  1. Menus ready, utilizing holdover inventory and USDA commodities, as well as being checked for compliance with all HHFKA guidelines and guideline changes for this year.

  2. Menus posted on school websites and in local news media to give students and parents ample time to review them.

  3. Free and Reduced Meal Applications ready with instructions and sent via mail if applicable. They should be starting to return slowly at this point.

  4. A la carte menus and products compliant with the new Smart Snacks in Schools guidelines.

  5. Parent information packets outlining policy changes, price changes, and program changes for the upcoming year sent or made available to all parents via mail, email or social media.

  6. Staff meetings and open up production times planned and ready.

  7. Return to work notices sent to staff including menus, policy changes, guideline changes, meeting agendas, staffing changes, and meeting and start date information.

  8. First week’s orders for food and supplies, or pre-orders made at the end of last year reviewed and sent to distributors for delivery.

  9. POS, free and reduced meal software, and computer equipment updated. Students rolled forward to the next grade levels. New students and enrolls added to the systems. Computers and networks checked and running properly.

  10. POS software updated with new menu items and price changes.

  11. Price and menu changes communicated to staff, parents, and students.

  12. Direct certification letters sent to all eligible families directing them to not fill out free and reduced meal applications and to contact the food service office with any discrepancies such as children in their house holds not listed on their notifications.

  13. Direct certified students updated in F&R and POS software.

  14. All equipment checked and preventative maintenance checks completed. (Especially refrigeration)

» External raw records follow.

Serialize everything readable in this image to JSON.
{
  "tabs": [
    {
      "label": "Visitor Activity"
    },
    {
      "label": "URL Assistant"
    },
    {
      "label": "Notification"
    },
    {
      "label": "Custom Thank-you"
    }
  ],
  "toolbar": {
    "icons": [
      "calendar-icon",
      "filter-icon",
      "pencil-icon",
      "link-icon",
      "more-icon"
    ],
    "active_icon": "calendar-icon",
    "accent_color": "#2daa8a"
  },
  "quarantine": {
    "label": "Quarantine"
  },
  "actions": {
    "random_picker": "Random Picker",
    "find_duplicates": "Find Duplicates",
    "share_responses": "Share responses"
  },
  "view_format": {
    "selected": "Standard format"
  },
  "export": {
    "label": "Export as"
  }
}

  15. Staff training and opening meetings completed.

  16. All staff returning to their regularly scheduled positions to ready the kitchens and dining areas and to receive deliveries.

  17. All required signage posted prominently in all operations.

  18. All food and supplies received, inspected, and stored properly.

  19. Beginning inventory physical counts taken, recorded, and compared with closing inventory values from last year end.

  20. Necessary preparation and production assigned and completed for first day menu.

  21. First day for teacher’s coffee breaks and administrative catering planned setup and delivered.

  22. MSDS files updated and posted in each kitchen.

  23. HACCP plans revised, reviewed with staff, and posted in all appropriate areas.

  24. Temperature charts posted in each appropriate area.

  25. Thermometers calibrated and available in all areas.

  26. T-Sticks (temperature control strips for dishwashers and ware washing) available in appropriate areas.

  27. All policies and job descriptions reviewed and posted on employee bulletin boards.

  28. Final managers meeting to review all open up issues and to insure readiness.

  29. Final review of POS keyboards and to issue operating cash banks if applicable.

  30. Final meetings with staff before each meal period. Open the doors!

I may have overlooked a few details, but for the most part if all of these items are completed, you are ready to go. Please remember that things will go wrong with even the best laid plans, but you now can be proactive rather than reactive. Take a deep breath, pat your staff on the back, and start your first day. Please don’t relax to long as things will not slow down or settle in for at least another 30 days. If you are a CEP district your free and reduced work is completed, but you still have a considerable amount of work left to do.

I hope you have found this check list helpful. It never ceases to amaze me just how hard getting things reopened can be. No matter how long you have been doing it, it still requires much planning and hard work. Good luck and have a great year!

Milt Miller is Director of K-12 Operations at Food Service Solutions, Inc. Throughout his 32 years in the food service industry he has managed, operated and assisted food service programs to become successful. For more information on this and other topics, contact Milt at www.foodserve.com/school-food-program-assessment.html.